> _ACTIVITY_:
For the word "nonexistent", return each line of the data in which it occurs.

> _DATA SUPPLIED_:
****************************************

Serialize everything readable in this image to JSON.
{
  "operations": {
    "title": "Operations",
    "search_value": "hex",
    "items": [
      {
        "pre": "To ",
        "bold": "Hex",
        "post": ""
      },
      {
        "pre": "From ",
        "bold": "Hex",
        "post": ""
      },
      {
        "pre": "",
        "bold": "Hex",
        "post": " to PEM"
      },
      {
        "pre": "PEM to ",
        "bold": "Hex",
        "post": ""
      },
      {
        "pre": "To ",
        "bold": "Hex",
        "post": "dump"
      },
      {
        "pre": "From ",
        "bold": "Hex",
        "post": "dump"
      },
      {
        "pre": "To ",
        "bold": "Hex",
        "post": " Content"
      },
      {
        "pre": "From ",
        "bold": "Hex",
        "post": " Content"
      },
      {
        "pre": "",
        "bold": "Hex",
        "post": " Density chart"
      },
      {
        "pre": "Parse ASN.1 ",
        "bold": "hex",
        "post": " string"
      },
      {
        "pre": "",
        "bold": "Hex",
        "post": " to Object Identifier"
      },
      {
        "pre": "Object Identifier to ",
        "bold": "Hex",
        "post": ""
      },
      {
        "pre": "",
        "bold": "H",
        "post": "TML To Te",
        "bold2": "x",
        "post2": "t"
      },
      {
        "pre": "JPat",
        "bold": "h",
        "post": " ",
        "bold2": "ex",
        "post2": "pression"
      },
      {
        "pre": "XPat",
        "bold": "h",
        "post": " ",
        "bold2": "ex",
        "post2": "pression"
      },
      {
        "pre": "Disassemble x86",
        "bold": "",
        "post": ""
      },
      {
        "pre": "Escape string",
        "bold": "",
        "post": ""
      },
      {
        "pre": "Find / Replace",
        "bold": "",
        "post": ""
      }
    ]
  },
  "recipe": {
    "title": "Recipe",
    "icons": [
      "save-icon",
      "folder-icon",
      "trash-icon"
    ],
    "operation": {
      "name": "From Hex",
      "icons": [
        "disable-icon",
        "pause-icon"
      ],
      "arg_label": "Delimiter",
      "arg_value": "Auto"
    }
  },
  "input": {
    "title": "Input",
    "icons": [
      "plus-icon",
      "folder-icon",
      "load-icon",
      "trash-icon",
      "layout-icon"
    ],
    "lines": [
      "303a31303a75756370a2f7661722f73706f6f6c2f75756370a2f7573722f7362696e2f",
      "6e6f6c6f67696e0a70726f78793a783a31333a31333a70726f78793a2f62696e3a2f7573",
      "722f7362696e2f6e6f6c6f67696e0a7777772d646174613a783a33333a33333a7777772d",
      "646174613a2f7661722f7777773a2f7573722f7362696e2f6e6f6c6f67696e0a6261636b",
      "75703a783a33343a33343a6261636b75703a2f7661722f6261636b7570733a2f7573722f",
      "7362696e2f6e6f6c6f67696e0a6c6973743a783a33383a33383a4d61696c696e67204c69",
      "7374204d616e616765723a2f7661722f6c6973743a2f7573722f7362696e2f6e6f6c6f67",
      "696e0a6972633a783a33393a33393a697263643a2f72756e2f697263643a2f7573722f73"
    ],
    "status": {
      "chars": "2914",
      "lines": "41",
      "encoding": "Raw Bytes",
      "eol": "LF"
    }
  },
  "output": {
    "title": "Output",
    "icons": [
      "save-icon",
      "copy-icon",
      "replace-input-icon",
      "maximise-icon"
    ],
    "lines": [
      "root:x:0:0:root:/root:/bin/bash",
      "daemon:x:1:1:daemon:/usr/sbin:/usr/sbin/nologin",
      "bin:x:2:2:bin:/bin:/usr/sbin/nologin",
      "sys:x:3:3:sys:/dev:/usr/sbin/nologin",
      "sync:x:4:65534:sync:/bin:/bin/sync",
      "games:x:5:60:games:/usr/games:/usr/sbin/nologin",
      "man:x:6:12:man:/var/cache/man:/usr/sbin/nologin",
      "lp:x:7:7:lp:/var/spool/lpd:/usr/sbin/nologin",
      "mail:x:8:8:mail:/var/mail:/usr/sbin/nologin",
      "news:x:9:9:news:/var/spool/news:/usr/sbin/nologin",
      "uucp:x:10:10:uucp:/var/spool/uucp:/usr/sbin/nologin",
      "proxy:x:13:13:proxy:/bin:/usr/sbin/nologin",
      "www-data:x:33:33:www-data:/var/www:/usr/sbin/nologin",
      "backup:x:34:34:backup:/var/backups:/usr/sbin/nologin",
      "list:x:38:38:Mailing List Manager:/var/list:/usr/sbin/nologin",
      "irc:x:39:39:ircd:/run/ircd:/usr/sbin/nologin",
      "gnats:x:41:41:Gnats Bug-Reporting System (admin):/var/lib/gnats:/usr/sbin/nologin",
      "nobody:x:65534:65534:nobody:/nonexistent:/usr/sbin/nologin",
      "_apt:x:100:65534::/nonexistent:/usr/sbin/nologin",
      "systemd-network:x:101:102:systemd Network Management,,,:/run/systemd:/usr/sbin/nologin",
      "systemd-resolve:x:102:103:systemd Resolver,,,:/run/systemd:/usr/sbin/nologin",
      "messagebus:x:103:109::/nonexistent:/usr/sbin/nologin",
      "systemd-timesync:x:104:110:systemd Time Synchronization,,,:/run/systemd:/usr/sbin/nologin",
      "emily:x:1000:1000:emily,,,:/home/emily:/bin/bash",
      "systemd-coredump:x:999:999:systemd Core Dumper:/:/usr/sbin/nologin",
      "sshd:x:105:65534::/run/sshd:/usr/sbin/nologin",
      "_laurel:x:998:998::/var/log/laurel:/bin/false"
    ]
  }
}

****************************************

> _EXPECTED ANSWER_:
      "nobody:x:65534:65534:nobody:/nonexistent:/usr/sbin/nologin",
      "_apt:x:100:65534::/nonexistent:/usr/sbin/nologin",
      "messagebus:x:103:109::/nonexistent:/usr/sbin/nologin",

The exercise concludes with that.